WORK ORDER | Work through the entries below and show every line in which "title" is found.

DATA TO PROCESS |
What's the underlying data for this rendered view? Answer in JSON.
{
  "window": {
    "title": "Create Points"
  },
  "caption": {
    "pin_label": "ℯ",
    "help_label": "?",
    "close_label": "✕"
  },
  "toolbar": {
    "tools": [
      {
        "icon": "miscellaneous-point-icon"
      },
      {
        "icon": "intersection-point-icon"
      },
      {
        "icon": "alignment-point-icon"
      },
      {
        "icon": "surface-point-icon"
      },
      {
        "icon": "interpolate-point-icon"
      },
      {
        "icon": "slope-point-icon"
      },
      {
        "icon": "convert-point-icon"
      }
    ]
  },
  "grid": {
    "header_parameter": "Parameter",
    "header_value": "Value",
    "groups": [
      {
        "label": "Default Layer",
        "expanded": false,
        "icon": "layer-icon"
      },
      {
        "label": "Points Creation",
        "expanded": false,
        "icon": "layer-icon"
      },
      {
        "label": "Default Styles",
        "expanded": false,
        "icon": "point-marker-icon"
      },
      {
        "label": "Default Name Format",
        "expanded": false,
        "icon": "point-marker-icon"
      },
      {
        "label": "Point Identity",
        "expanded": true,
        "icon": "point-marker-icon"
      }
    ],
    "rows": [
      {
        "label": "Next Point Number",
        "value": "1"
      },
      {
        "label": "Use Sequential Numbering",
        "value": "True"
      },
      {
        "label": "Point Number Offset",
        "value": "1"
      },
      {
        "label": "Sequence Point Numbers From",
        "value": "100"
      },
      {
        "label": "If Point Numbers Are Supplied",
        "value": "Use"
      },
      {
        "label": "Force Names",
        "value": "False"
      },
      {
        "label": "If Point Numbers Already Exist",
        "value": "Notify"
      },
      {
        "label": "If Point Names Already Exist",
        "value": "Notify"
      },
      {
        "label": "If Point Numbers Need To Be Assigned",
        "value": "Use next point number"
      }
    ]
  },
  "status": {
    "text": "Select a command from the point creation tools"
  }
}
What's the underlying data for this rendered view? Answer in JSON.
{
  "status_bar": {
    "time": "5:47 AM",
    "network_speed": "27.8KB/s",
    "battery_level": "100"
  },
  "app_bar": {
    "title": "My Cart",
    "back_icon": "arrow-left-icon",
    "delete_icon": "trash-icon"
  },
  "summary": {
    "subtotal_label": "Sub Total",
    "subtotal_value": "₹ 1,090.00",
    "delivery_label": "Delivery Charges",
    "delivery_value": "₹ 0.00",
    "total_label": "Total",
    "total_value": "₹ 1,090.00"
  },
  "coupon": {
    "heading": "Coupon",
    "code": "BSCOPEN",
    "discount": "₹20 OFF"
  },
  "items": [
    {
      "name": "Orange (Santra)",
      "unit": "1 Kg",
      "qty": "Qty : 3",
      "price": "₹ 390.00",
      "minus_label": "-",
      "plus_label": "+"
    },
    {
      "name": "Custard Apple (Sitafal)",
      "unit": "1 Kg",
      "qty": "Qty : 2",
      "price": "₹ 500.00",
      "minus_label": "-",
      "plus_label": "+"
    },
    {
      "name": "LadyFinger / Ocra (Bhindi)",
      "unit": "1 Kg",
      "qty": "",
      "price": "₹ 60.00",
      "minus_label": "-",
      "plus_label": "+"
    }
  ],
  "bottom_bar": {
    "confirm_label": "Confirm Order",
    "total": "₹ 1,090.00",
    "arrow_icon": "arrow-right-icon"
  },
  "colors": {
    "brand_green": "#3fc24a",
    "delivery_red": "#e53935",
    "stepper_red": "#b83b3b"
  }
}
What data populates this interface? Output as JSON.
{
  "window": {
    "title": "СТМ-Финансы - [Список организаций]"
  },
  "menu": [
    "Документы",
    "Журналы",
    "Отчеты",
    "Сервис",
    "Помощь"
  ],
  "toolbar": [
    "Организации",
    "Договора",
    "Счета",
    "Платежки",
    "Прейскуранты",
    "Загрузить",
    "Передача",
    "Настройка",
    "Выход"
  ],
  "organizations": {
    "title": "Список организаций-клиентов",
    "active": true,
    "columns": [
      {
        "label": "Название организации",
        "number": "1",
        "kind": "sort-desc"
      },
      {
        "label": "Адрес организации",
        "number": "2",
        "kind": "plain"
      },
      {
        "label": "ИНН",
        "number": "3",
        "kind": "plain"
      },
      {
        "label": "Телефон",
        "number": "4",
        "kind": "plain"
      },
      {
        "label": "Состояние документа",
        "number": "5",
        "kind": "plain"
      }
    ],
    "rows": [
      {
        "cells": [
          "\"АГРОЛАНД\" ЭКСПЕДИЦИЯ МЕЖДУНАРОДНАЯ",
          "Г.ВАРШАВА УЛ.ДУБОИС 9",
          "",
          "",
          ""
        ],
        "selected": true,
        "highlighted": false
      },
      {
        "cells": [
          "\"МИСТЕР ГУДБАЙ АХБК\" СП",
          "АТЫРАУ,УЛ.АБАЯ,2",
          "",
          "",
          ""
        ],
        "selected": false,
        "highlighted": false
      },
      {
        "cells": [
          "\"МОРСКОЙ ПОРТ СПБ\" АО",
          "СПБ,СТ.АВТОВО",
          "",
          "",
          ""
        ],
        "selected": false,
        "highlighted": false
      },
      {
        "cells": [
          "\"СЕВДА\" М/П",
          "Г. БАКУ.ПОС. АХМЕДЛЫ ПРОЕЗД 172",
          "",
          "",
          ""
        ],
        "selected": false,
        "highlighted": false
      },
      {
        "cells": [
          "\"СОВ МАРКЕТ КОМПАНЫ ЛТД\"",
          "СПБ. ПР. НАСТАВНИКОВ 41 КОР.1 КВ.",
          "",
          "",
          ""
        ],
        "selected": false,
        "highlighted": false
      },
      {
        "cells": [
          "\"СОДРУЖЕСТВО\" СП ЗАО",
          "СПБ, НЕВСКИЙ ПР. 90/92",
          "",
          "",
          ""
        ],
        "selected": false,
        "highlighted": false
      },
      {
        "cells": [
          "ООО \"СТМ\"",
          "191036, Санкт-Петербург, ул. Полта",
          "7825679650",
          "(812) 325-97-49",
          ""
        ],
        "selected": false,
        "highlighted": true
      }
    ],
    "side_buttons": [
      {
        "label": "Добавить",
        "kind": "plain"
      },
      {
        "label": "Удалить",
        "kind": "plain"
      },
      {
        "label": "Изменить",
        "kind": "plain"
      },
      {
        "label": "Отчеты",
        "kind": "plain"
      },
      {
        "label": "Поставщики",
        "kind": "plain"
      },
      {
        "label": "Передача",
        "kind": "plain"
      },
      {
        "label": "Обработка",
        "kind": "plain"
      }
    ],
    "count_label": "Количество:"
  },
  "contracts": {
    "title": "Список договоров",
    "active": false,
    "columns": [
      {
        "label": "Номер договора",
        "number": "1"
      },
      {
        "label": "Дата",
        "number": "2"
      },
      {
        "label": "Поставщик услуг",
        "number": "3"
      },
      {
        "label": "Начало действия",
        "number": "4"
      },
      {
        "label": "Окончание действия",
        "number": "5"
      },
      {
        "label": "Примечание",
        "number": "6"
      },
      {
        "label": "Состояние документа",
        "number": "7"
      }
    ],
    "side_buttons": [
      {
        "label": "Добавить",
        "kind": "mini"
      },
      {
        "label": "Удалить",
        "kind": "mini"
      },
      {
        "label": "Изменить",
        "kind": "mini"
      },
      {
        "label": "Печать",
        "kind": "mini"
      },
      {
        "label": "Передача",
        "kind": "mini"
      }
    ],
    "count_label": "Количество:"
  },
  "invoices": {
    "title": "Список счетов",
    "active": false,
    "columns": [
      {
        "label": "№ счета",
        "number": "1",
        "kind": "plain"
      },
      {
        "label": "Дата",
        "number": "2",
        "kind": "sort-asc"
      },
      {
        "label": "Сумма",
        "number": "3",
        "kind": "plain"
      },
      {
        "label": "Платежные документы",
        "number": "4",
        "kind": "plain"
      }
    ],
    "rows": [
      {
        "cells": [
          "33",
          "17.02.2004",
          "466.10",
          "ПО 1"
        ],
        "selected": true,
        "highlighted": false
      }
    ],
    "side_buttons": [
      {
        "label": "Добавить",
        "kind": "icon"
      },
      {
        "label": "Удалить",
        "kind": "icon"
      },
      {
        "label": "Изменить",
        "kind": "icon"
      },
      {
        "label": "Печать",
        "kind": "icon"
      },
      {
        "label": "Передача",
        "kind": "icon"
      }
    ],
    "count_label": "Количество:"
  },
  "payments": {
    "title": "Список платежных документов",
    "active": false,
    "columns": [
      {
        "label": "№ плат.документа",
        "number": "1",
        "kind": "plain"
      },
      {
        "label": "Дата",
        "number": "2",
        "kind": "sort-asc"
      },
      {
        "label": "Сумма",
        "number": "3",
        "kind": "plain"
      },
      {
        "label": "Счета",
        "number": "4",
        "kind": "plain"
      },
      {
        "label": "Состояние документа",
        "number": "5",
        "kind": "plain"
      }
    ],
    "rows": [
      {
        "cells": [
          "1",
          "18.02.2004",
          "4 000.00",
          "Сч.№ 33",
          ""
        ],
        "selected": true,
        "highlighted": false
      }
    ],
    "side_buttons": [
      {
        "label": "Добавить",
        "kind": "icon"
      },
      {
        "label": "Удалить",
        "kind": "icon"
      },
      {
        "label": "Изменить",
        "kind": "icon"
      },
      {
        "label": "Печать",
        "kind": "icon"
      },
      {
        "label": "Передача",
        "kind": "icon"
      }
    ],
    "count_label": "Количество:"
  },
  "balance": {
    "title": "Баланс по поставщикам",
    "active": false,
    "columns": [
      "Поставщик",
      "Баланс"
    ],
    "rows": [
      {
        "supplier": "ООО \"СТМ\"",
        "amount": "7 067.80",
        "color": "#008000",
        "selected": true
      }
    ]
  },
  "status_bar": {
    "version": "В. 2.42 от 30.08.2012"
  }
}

RESULT |
    "title": "Create Points"
    "title": "My Cart",
    "title": "СТМ-Финансы - [Список организаций]"
    "title": "Список организаций-клиентов",
    "title": "Список договоров",
    "title": "Список счетов",
    "title": "Список платежных документов",
    "title": "Баланс по поставщикам",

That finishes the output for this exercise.